(Beginning of The records)
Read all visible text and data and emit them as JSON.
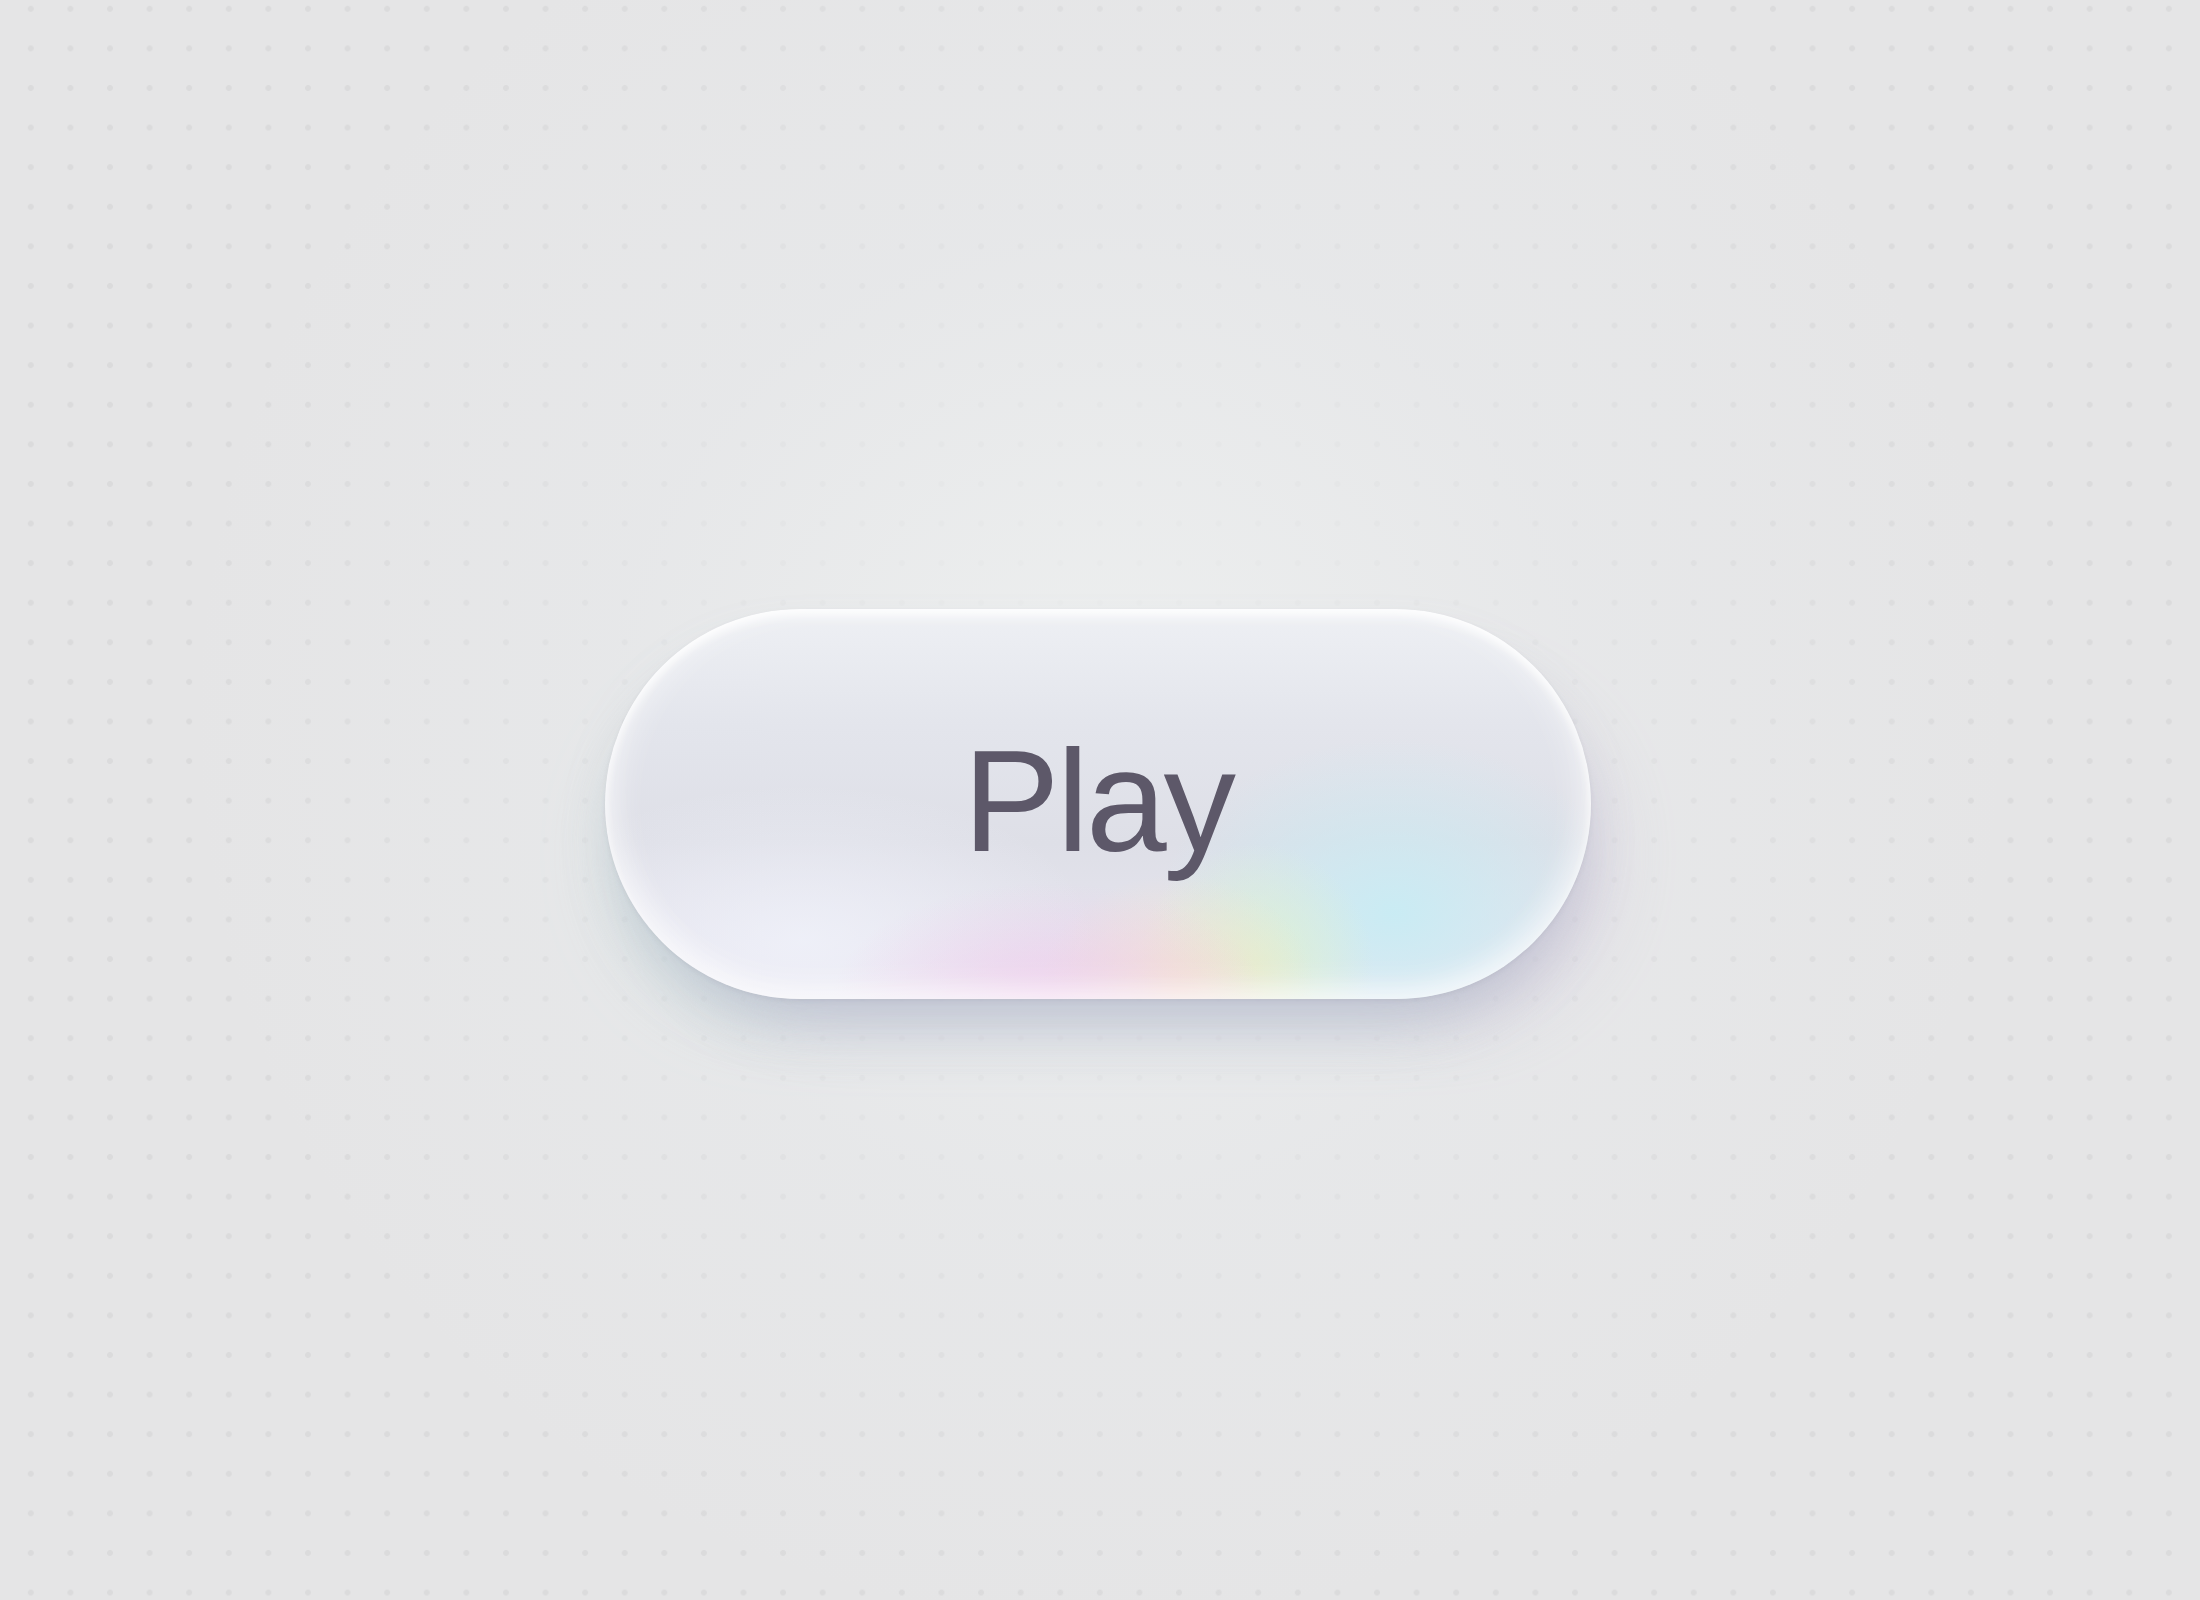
{
  "button": {
    "label": "Play"
  }
}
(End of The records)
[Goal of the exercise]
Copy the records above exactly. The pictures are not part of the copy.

[Completed exercise]
Read all visible text and data and emit them as JSON.
{
  "button": {
    "label": "Play"
  }
}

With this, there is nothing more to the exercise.